Recording a decent acoustic guitar track is possible for pretty much anyone with a home recording studio setup. Of course, a passable recording is fine if you’re just laying down a rough demo or testing out your equipment. Otherwise, you really need to strive to get a great recording, and it is not as difficult as you might think. Since most of us do not have the funds to build a dedicated recording studio in the home, you have to look around at the rooms in your house or apartment and determine which one is the best for recording your acoustic guitar. The short answer is that it varies depending on the home.
When selecting a room in your home to record your guitar track, there are several things that you should consider. This includes:
- the shape of the room
- the size of the room
- the surface types in the room
- where you intend to sit and play and what surfaces are nearby
You really want to make attempts to control the reverb in the room where you record, which is why you see a lot of home recording studio spaces with heavy curtains and rugs. I touched on this type of soundproofing in this article.
Try to select a room without a lot of hard surfaces for good sound. Of course, there is only so much control that you’ll have over the rooms that are available to you. With that in mind, the placement of your microphone becomes very important.
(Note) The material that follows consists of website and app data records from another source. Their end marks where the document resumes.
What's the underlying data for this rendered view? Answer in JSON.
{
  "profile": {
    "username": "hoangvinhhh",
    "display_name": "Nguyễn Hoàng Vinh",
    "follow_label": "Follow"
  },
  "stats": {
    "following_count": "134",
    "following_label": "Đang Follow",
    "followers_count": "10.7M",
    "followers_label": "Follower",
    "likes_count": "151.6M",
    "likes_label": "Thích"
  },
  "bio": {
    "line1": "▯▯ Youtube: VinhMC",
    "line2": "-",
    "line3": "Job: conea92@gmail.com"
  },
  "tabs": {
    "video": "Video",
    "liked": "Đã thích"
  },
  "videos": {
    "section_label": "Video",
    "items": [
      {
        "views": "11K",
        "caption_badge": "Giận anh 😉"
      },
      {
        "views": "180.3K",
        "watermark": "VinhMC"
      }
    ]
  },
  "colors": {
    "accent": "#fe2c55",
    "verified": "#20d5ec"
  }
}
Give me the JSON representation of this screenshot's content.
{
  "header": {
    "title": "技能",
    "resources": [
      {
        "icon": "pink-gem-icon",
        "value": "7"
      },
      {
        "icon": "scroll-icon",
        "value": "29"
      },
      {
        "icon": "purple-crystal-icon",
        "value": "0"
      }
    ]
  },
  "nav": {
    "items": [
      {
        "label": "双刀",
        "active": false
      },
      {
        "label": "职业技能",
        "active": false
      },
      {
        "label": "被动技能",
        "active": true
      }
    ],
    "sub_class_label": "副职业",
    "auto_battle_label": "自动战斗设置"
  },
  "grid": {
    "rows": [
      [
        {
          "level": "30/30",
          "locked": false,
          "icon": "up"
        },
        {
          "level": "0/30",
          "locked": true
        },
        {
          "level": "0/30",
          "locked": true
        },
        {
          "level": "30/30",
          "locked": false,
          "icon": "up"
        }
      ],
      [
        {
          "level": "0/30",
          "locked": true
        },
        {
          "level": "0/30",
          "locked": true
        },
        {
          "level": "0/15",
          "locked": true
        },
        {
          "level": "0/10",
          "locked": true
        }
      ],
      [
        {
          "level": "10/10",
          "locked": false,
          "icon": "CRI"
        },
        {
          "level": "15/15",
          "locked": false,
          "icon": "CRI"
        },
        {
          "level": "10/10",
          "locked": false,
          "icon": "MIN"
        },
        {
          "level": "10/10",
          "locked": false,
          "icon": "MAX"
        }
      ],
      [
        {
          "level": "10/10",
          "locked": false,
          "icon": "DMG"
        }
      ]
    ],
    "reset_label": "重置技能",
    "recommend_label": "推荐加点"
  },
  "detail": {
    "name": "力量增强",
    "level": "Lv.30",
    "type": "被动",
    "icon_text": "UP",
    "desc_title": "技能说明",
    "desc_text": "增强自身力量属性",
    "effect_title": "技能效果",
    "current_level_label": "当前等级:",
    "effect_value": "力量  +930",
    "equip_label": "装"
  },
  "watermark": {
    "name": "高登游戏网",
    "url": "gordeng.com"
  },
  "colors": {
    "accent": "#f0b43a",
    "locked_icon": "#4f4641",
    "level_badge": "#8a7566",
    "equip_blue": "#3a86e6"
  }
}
Play around with setting the mic up in different spots in the rooms that you are considering to see what kind of recording you get. There is never a single spot that is best as it varies depending on the setup and makeup of the recording space.
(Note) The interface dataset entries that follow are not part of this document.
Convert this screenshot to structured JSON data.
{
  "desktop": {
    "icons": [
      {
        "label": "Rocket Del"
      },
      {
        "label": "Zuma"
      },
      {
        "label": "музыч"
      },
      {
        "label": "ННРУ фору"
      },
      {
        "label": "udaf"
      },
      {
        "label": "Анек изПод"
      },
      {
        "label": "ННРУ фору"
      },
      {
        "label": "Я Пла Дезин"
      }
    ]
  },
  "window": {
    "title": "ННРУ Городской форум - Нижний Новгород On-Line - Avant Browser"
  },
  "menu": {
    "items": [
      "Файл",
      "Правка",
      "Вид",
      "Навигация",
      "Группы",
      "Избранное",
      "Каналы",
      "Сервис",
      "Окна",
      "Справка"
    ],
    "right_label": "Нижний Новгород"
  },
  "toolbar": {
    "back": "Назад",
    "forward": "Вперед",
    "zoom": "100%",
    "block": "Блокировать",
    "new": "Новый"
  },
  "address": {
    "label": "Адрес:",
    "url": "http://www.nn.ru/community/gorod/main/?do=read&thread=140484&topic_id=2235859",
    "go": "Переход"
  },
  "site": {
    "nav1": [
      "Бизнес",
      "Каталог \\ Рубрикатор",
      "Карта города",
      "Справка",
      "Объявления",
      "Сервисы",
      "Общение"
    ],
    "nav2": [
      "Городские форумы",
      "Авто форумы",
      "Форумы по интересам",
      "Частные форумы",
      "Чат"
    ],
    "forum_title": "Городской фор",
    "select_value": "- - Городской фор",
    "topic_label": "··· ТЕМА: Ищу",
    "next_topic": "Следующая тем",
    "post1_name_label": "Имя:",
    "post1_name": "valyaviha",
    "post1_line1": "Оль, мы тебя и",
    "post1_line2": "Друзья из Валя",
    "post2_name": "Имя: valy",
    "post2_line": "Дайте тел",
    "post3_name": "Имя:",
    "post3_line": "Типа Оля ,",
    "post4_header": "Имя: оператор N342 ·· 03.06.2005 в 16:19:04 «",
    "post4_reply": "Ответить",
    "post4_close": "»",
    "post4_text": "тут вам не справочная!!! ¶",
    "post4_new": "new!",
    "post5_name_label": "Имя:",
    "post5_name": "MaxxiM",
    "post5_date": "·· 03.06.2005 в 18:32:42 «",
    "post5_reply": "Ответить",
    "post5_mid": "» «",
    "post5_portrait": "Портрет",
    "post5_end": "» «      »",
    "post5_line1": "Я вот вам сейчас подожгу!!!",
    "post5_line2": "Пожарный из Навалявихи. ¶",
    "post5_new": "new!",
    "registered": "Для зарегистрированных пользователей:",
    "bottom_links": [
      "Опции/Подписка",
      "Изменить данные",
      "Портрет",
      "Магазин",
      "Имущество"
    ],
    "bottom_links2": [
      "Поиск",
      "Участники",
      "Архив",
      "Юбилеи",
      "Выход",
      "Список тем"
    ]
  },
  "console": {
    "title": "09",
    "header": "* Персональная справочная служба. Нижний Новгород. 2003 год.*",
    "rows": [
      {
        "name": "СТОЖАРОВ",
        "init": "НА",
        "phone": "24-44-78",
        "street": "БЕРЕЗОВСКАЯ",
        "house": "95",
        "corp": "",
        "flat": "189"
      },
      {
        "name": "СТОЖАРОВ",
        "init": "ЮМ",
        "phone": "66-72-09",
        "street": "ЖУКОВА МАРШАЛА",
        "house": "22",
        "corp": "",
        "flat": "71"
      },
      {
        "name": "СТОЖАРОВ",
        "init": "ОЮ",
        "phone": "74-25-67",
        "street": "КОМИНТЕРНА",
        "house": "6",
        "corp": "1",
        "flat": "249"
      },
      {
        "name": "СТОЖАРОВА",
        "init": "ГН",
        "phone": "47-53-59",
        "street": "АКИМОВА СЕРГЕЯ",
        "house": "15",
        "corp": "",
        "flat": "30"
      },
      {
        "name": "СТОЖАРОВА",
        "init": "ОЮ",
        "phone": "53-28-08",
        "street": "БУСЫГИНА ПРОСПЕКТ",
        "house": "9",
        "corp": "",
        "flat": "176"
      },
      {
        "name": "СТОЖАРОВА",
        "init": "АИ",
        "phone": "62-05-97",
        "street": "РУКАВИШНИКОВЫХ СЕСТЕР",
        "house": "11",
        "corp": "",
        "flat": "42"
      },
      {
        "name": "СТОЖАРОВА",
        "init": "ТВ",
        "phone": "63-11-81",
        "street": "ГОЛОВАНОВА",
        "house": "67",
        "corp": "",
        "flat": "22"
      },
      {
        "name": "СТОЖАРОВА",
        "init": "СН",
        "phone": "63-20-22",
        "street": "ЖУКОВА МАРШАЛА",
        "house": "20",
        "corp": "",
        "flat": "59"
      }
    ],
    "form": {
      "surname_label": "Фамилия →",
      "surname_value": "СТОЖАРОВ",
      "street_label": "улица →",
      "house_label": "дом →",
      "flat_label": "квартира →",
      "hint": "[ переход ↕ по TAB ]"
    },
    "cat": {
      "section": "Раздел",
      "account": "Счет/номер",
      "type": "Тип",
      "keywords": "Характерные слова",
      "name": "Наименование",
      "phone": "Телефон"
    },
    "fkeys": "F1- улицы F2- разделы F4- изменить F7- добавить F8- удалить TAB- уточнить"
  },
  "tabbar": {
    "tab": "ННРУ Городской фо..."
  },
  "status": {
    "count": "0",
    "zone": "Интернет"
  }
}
Personally, I prefer to use a smaller room and then cover the walls with thick drapes or rugs so that you get a room where you are controlling the reverb without ending up with a dead room. I also prefer carpeted rooms as it means that you don’t really need to treat the ceiling and you don’t have to worry about the reverb issues that you get with hard floors. That’s why so many recording studios have large tapestry rugs on the floors!
I will say that bass can be a problem in small rooms, so that is something to consider if you plan on recording a lot of instruments in the space that you are setting up. Of course, some well placed sound absorbers/diffusers can help eliminate that problem for you.
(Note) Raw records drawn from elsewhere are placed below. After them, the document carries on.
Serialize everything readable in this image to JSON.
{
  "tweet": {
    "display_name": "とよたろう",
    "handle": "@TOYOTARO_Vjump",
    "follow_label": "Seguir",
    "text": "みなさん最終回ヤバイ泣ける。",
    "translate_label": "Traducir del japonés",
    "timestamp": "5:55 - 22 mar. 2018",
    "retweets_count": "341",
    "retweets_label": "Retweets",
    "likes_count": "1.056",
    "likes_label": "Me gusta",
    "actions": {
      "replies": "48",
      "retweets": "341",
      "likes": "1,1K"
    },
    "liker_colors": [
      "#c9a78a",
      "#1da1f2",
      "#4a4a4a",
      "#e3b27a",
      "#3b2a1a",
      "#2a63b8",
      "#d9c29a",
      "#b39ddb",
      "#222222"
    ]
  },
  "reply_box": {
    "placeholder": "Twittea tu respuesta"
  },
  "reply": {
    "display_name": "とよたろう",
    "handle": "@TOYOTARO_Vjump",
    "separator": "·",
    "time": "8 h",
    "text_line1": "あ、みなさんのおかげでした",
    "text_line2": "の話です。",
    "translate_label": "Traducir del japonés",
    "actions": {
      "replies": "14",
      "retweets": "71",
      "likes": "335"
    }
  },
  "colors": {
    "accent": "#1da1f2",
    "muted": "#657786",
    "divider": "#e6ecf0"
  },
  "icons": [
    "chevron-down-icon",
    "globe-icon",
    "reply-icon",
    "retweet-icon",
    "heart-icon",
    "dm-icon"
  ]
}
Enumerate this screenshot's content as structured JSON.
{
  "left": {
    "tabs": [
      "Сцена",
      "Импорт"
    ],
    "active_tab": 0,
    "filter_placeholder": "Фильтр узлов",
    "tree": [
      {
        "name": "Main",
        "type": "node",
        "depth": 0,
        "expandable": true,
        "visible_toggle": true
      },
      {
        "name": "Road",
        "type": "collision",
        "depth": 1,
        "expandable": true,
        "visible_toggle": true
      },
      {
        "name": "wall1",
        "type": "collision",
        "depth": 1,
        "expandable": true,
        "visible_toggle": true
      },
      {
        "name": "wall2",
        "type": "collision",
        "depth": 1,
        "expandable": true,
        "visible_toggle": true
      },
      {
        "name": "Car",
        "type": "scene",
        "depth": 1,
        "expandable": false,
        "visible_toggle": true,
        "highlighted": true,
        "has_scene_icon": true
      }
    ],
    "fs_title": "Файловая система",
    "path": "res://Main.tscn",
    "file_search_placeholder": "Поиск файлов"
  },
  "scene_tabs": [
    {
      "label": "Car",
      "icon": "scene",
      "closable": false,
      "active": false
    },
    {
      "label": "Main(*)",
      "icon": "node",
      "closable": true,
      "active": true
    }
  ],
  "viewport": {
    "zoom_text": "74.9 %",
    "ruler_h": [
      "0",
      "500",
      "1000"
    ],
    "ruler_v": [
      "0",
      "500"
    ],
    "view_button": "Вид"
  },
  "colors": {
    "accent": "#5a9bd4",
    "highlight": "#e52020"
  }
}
If you don’t mind spending a little money to turn your chosen room into the perfect acoustic guitar recording studio, then you may want to check out the info on this site. Lots of great tips there on creating the perfect sound oasis for your recordings.